Will the client permit you to use an Arduino Mega which has 4 hardware serial ports?

http://www.arduino.cc/en/Main/ArduinoBoardMega

• Why the negative vote? – JonnyBoats Dec 5 '11 at 19:21
• Because he can't change the processor, presumably. – Leon Heller Dec 5 '11 at 19:36
• I did not downvote you, but the first part of the question does indicate that changing the processor is not an option. Suggesting something the OP already ruled out may result in downvotes... – Adam Davis Dec 5 '11 at 20:50
• This probably would have been better as a comment than an answer, but probing the boundary of the "arduino" requirement seems like a worthwhile idea, as arduino is technically a brand name encompassing a variety of boards, despite it often being shorthand for the currently popular mega328p&mega8u assembly. – Chris Stratton Dec 5 '11 at 21:29

Don't use SoftSerial, at least use NewSoftSerial... I think it's a really challenge (maybe even impossible) feat to pull off multi-channel full-duplex UART communication without two hardware UARTs... with NewSoftSerial, I think the sacrifice you make is that you can only "use" one channel at a time. I think if it could be done with Arduino it would have been done by now.

See discussion here about using multiple instances of NewSoftSerial.

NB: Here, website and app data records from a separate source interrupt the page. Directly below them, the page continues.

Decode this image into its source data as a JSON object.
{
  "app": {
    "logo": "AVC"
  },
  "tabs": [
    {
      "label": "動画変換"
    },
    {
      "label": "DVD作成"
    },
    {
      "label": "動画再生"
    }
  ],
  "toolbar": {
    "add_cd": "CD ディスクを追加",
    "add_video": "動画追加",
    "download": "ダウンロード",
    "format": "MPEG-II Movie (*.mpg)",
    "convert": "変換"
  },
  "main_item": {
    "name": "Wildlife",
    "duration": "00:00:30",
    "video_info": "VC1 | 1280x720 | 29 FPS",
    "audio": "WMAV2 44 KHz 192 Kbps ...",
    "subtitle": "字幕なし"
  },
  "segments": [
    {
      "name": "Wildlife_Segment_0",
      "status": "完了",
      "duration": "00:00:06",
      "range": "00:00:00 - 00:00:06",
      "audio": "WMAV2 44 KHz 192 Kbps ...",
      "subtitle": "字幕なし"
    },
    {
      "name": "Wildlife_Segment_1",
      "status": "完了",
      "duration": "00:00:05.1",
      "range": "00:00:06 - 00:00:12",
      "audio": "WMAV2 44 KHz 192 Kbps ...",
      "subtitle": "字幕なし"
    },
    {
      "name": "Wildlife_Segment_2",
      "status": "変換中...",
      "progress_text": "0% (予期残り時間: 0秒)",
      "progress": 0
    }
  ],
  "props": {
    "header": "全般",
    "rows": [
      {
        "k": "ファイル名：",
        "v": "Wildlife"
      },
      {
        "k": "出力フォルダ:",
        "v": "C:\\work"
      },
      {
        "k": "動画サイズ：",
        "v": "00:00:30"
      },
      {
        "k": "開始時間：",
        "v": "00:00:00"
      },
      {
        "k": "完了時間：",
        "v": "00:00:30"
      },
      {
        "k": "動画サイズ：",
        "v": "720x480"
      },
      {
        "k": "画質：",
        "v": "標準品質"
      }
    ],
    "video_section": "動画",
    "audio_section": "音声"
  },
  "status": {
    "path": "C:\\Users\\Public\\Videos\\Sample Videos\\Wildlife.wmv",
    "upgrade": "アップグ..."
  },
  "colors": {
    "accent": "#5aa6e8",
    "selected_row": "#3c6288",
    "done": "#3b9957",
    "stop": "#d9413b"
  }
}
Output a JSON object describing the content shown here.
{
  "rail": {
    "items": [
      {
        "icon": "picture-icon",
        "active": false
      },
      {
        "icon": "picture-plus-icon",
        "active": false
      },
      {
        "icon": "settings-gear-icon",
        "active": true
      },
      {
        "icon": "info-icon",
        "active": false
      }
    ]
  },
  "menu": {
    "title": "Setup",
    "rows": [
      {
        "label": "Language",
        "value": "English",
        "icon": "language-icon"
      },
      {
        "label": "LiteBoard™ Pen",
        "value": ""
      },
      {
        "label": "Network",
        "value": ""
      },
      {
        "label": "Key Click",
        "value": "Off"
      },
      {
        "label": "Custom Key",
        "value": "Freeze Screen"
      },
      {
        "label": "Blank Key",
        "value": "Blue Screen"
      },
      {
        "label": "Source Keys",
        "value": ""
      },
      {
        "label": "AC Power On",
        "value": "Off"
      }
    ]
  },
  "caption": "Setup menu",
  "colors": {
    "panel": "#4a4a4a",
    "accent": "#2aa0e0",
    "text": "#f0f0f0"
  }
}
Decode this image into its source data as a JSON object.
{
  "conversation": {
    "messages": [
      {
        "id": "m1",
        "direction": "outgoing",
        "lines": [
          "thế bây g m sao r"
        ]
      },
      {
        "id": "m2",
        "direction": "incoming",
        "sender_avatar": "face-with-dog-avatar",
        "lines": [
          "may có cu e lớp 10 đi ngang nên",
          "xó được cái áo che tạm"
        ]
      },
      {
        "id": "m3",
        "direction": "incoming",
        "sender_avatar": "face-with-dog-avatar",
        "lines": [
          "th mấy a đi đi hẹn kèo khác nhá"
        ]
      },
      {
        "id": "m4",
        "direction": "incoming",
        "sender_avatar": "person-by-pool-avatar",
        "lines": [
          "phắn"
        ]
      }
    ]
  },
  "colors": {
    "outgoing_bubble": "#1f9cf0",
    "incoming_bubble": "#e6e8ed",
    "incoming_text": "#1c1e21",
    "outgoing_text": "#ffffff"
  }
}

• The SoftwareSerial built into the arduino 1.0 development environment is essentially NewSoftSerial. I did try NewSoftSerial just in case, but the issue is the same - it cannot receive while it's sending. – Adam Davis Dec 5 '11 at 18:47
• You can see the details of the failure here: arduino.cc/forum/index.php/topic,81756.0.html I've asked them to update the documentation so later users don't fall into this trap. – Adam Davis Dec 5 '11 at 20:36
• I would say the feasibility of multi-channel communication really depends on the ratio of baud rate to clock rate. Slow enough and you have plenty of time to handle multiple transmit and receive channels. – Chris Stratton Dec 5 '11 at 21:33